• Initial Franchise Fee.
• Royalty or Administration Fee.
• Marketing or Promotion Levies.
• Other advertising requirements contained in the Franchise Agreement.
• Other ongoing fees payable to the Franchisor or a third party.
• Training Fees.
• Renewal Fees on any option.
• Sale fees to transfer the business should you decide to sell.
• Costs relating to the premises from which the Franchise will operate.
• Legal costs of the Franchisor/documentation drafting costs etc.
• Duties and search fees.


Will you be provided with an exclusive territory?
Can your territory be changed? If so, how?
Can the Franchisor operate a similar business within your territory?

Existing litigation

Is there any actual or threatened litigation?
The threat of litigation could turn into legal proceedings in the future, hopefully not after you have taken control of the business.

Exit Strategies

Sometimes even the best plans fail. How can you get out of the Franchise Agreement? What will it cost you to get out of the Franchise Agreement?

Term of the Franchise and any options

How long is the initial term? The term should be long enough for you to recover your initial and set up costs.

Are there any options? How do you exercise your option? Will any new agreement be on the same terms? What costs are involved in the exercise of an option? How long is the option period?

Minimum Performance Criteria

Is there any? Is it reasonable? Will you be able to meet it?


Where does it come from and what restrictions exist? Do you have a right to sell the whole of the range?

Transfer of your franchise

A request for a franchisor’s consent to transfer a franchise must be in writing. A franchisor cannot unreasonably withhold consent. The reasons for which the franchisor may withhold consent are set out in Item 20(3) of the Code.

If the franchisor does not respond in writing stating that consent is withheld, and given reasons for withholding consent within 42 days, then consent is taken to have been given.

Speak with your Financier about:

1. The availability of finance.
2. The financier’s requirements for the provision of your finance.
3. Any necessity to provide security/mortgage.
4. The estimated date that funds will be available.

Some financiers have arrangements with certain franchise systems.

Speak with your lawyer about:

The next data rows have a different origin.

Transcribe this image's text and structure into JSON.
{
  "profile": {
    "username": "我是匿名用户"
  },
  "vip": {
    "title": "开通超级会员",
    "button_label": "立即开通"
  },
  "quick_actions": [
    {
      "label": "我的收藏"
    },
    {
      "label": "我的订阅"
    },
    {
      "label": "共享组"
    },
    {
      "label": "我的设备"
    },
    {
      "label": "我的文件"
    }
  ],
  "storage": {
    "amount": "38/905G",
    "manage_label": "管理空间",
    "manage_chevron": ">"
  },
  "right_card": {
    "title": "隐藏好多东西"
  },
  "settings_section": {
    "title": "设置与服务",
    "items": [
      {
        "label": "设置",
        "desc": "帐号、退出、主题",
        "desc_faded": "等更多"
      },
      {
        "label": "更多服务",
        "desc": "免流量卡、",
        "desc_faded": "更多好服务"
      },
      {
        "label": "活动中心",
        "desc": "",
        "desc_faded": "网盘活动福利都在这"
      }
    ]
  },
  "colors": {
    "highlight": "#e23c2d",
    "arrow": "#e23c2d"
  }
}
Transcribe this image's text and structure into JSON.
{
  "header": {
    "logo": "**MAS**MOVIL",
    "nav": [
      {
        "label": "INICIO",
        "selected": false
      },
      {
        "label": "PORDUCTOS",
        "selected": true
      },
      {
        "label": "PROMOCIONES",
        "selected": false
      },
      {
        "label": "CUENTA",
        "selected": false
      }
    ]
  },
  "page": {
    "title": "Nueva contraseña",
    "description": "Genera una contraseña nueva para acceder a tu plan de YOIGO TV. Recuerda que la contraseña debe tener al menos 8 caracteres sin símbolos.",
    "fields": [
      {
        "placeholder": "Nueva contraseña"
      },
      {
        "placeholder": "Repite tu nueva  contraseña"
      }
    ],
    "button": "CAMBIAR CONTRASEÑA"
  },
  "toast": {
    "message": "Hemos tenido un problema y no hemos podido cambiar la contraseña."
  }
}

1. The terms of the Franchise agreements, any associated contracts and documentation, and any special conditions you may require.
2. Any representations which may have been made to you by the franchisor upon which you are relying.
3. Most Franchisors will require you to obtain a certificate to say that you have received legal advice.
4. Restraint against trade i.e. whether you may operate a similar business outside your territory.

Get advice from your consultants

If you cannot afford to get advice then you cannot afford to go into business!

Get advice from your accountant
1. The correct entity to buy the business. (Would it be best to set up a company or a trust?).
2. Reviewing any projected figures provided by the franchisor.
3. How does GST affect the transaction?
4. Cashflow, business plan and a budget for the purchase and operation of the business, incorporating the establishment costs and ongoing franchise costs.

How can you protect yourself?

1. Seek legal advice before you go too far. We undertake a thorough process to review your franchise agreements. We have read hundreds of different franchise agreements and we can tell you what is normal and reasonable and what is not.
2. As with any business, prospective franchisees should carefully consider whether or not the type of business meets their requirements and financial circumstances. Important things to consider include the upfront cost, duration of the agreements, and the exit options available.
3. Carefully read the Disclosure Documents and Franchising Code of Conduct.
4. Write everything down. By writing down all the franchisor’s pre-contractual verbal representations and sending them for confirmation to the franchisor before entering into the contract, you are covering yourself against potential misunderstanding later on. This may also be done by email

Before you get any advice, make sure you read all the documents thoroughly. Even if you do not fully understand the documents you will be in a better position to ask good questions of your lawyer, your accountant, and the franchisor. This may also help you to save some costs.